**ABOUT THIS TASK**
Provide only the number of lines in the listing that contain the string "heading".

**PROVIDED DATA**
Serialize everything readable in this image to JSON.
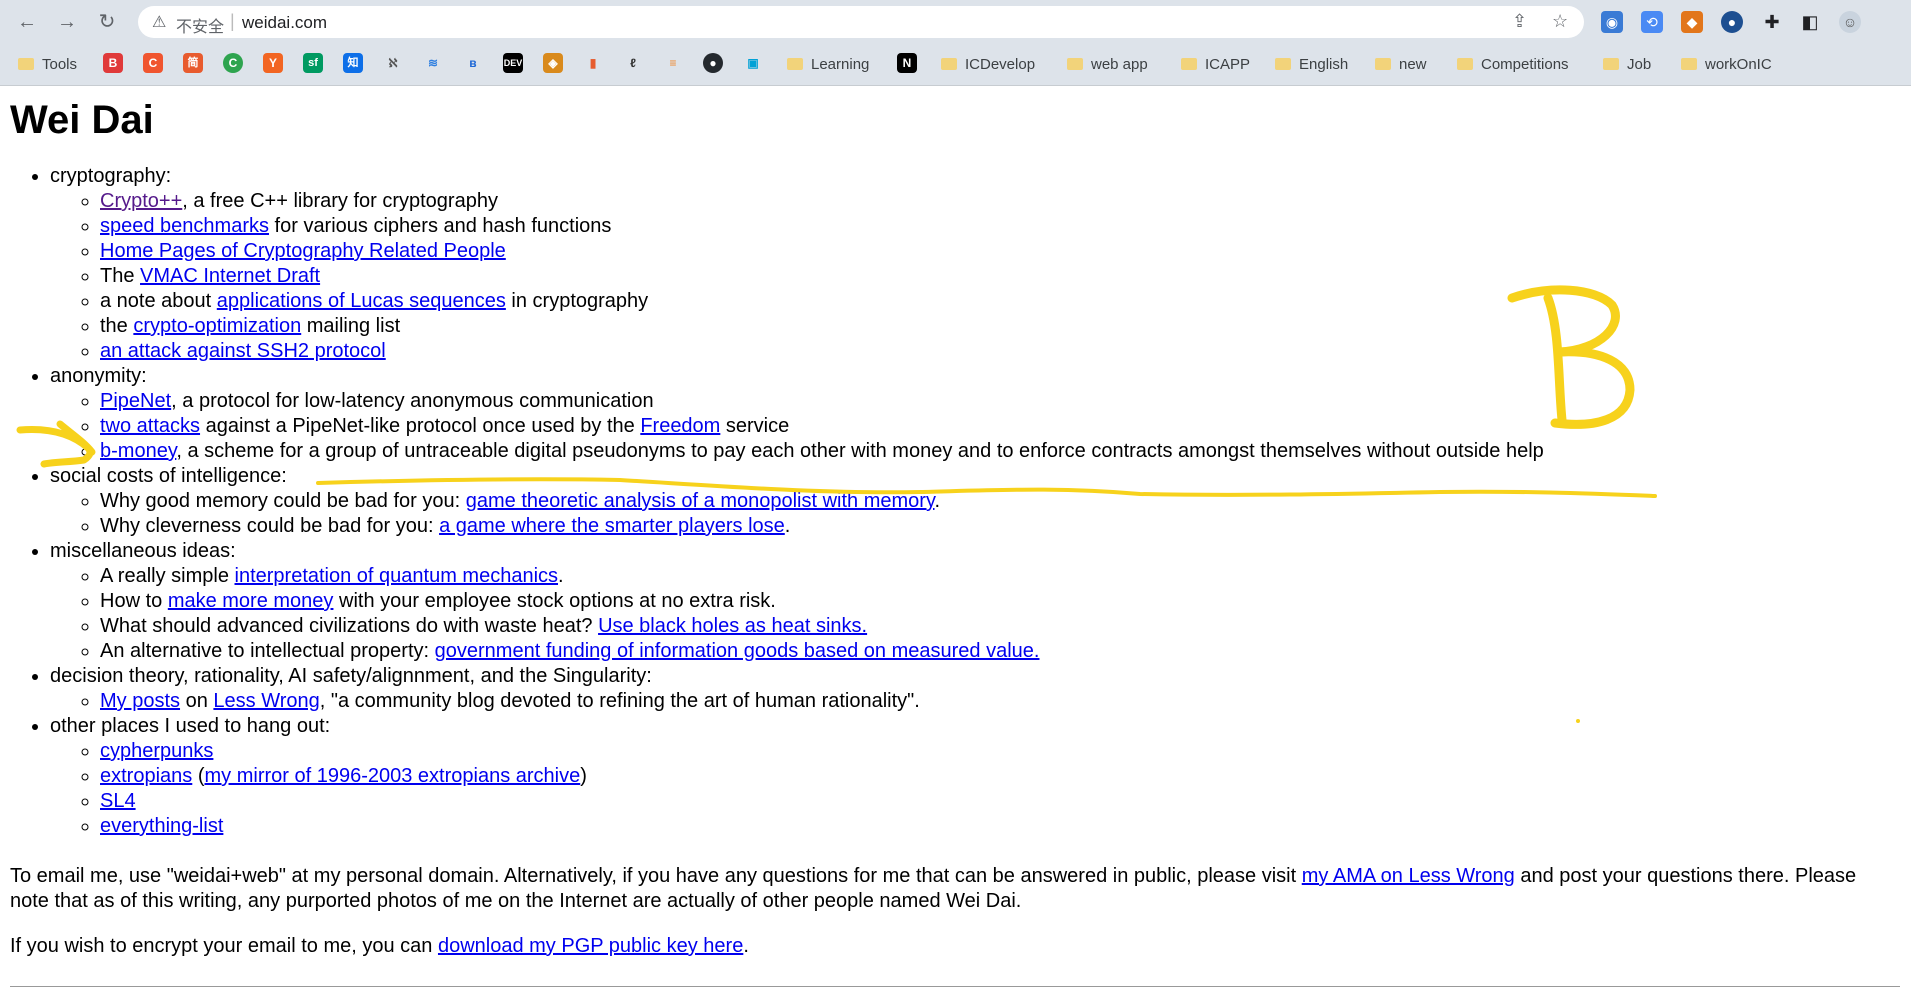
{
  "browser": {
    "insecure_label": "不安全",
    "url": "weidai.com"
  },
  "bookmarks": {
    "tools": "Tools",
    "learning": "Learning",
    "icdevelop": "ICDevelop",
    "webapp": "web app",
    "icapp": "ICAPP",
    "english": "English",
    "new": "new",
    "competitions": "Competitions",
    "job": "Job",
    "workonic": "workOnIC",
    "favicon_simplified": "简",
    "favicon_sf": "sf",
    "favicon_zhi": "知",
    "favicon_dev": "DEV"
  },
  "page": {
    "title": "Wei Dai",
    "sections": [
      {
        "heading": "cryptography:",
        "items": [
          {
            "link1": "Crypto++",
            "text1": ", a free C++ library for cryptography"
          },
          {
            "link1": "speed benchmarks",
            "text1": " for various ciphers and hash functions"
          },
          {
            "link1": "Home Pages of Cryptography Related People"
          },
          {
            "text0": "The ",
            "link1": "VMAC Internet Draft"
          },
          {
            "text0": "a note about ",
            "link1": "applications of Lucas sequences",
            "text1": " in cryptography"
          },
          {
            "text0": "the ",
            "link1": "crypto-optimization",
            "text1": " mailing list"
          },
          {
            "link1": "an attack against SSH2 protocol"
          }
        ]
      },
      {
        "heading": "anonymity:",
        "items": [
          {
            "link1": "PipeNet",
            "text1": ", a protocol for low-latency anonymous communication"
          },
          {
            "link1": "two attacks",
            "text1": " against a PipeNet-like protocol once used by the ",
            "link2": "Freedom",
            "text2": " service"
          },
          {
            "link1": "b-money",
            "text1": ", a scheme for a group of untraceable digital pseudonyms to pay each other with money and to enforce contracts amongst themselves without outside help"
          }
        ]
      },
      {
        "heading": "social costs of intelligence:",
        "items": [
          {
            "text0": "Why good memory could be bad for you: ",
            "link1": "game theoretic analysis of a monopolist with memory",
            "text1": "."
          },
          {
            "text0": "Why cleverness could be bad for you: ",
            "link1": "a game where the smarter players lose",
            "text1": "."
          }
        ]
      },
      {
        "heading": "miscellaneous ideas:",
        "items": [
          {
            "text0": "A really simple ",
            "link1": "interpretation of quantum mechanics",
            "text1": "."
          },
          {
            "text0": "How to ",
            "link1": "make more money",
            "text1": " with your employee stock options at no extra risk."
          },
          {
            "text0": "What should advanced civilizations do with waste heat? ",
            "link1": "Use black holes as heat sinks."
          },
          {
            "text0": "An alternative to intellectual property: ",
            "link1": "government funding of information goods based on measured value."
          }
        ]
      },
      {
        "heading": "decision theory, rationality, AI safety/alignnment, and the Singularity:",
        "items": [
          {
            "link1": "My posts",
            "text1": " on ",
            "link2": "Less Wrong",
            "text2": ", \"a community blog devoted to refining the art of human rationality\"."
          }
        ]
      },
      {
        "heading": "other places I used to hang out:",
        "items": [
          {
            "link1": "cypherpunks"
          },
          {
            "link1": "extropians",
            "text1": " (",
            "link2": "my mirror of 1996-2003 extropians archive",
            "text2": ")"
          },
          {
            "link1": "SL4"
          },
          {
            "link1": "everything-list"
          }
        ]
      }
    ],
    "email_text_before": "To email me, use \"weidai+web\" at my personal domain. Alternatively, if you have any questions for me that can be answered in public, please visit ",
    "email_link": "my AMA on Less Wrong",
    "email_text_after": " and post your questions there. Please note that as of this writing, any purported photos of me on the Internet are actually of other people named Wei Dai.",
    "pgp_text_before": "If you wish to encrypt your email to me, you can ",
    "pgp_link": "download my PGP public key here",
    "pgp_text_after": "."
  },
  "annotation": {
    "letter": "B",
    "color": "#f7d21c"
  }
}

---

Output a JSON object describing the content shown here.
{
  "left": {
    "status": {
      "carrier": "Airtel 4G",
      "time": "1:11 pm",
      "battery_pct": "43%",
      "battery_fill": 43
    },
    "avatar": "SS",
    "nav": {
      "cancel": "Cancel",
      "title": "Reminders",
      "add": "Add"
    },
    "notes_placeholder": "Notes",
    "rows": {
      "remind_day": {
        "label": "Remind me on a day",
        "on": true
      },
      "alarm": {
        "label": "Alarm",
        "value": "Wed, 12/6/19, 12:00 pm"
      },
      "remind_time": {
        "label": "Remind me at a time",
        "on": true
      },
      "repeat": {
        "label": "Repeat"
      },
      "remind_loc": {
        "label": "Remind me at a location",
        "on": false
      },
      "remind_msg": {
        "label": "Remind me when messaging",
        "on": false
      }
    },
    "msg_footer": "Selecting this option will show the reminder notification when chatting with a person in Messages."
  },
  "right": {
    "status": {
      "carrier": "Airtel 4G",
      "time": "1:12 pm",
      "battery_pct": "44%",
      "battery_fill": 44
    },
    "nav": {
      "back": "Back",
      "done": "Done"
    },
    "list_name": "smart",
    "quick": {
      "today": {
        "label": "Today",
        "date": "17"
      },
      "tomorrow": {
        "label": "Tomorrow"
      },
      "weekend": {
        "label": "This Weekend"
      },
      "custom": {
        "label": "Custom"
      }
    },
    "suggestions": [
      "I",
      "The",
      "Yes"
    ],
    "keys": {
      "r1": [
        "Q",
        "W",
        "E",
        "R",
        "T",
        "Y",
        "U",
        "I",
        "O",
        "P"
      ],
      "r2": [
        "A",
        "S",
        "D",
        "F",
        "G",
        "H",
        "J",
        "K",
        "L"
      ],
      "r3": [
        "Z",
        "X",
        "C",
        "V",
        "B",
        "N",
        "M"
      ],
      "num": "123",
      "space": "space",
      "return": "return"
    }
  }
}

**PROBLEM SOLUTION**
6